• _ACTIVITY_: Looking only at the lines below that contain "Management", give the number of them and no other text.

[Opening THE DATA section]

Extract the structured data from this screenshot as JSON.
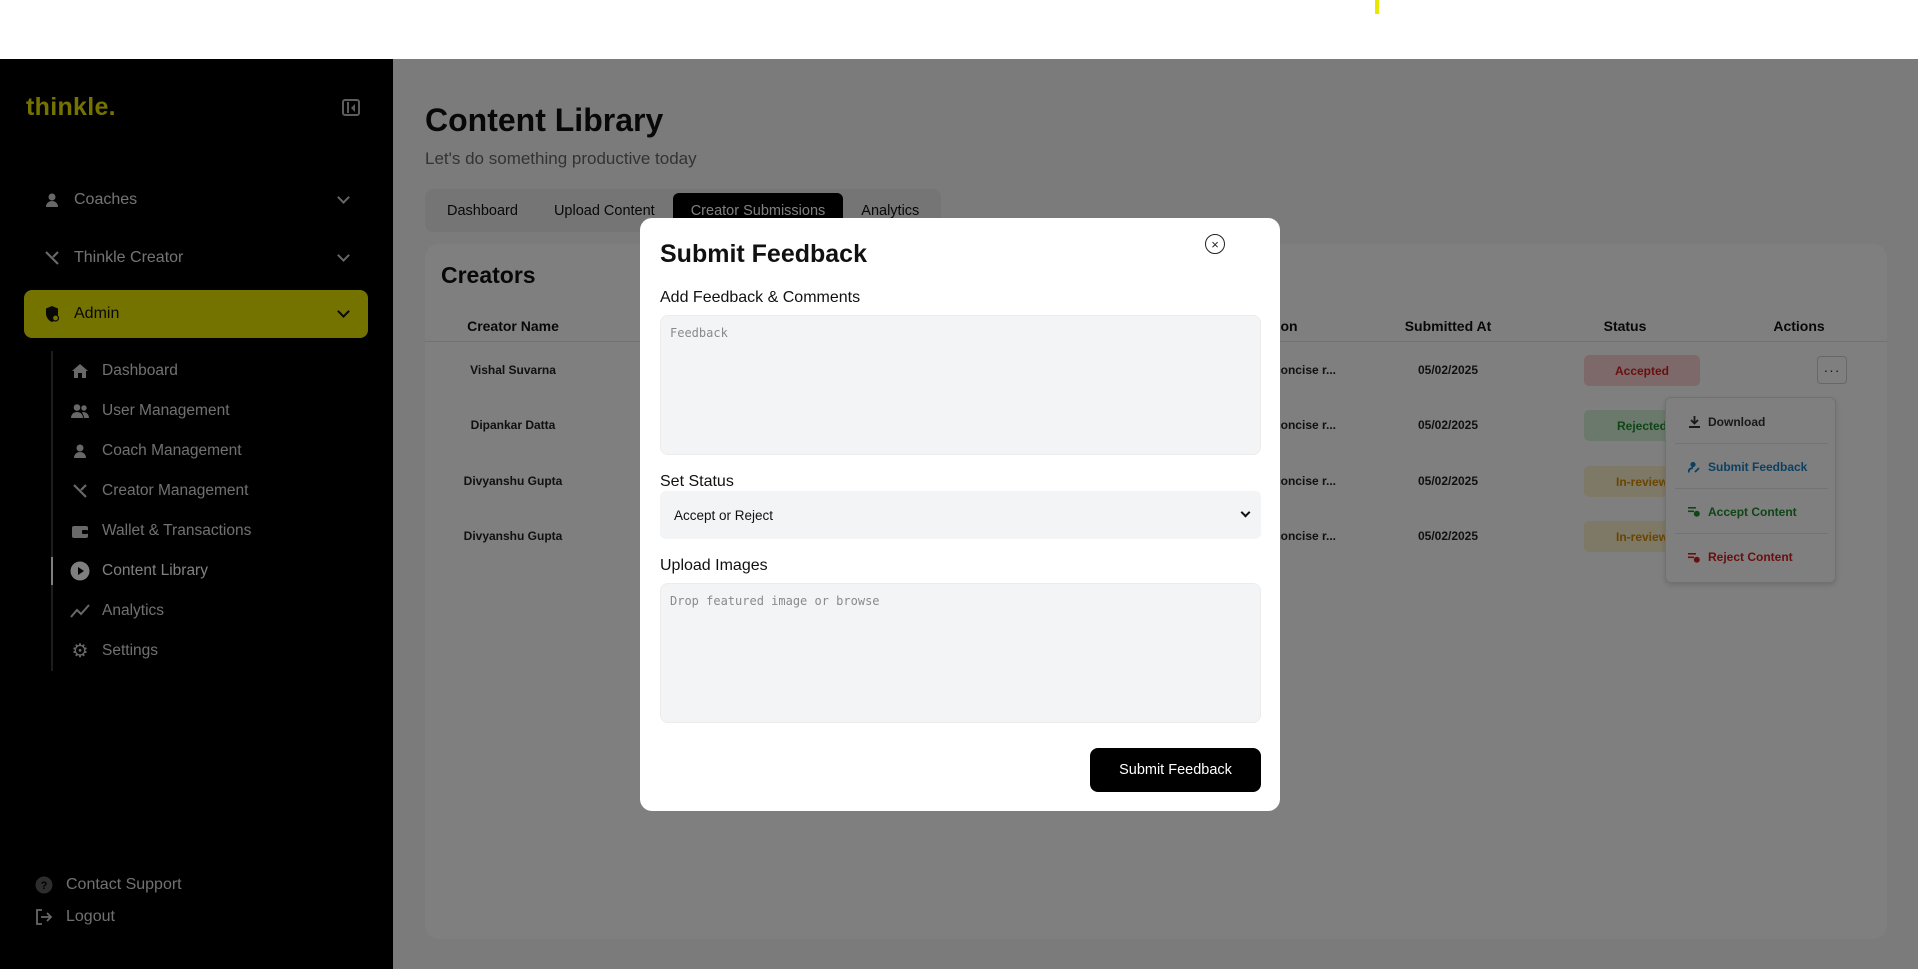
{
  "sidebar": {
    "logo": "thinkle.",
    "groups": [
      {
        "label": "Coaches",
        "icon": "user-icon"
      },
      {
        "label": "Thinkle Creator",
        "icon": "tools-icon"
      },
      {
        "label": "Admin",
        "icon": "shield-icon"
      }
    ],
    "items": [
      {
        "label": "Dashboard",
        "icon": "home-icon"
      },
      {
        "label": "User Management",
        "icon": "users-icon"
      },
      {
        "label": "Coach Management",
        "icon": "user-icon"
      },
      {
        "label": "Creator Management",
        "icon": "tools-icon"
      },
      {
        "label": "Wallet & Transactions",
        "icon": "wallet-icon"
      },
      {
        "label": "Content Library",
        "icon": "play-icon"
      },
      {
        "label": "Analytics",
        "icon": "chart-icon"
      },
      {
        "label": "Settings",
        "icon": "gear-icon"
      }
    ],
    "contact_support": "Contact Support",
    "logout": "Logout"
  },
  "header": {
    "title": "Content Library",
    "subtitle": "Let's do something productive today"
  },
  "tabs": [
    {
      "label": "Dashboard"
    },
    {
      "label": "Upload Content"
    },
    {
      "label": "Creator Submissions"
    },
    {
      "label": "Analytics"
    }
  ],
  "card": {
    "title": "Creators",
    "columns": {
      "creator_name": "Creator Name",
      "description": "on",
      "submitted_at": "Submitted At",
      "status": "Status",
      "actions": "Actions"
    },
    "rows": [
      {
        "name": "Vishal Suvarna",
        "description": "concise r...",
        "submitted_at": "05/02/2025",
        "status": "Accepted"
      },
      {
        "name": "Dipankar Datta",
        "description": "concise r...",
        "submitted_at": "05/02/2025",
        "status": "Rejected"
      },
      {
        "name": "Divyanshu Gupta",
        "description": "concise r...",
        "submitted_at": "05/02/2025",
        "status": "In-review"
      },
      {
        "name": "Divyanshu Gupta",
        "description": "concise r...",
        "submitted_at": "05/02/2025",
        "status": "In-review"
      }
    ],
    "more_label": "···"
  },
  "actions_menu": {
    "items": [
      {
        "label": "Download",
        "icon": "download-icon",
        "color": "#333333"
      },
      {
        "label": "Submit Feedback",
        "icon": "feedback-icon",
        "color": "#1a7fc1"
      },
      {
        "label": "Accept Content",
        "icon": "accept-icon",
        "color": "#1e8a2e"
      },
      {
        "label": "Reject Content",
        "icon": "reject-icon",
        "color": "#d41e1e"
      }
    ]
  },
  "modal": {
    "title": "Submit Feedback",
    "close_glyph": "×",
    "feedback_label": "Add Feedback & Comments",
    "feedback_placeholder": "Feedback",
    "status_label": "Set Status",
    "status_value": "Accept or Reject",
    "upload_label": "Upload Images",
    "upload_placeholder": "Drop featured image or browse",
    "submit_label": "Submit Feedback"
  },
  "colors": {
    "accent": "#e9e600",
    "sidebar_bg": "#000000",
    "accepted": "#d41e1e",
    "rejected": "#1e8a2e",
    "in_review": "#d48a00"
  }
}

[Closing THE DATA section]

• _ANSWER SPACE_: 3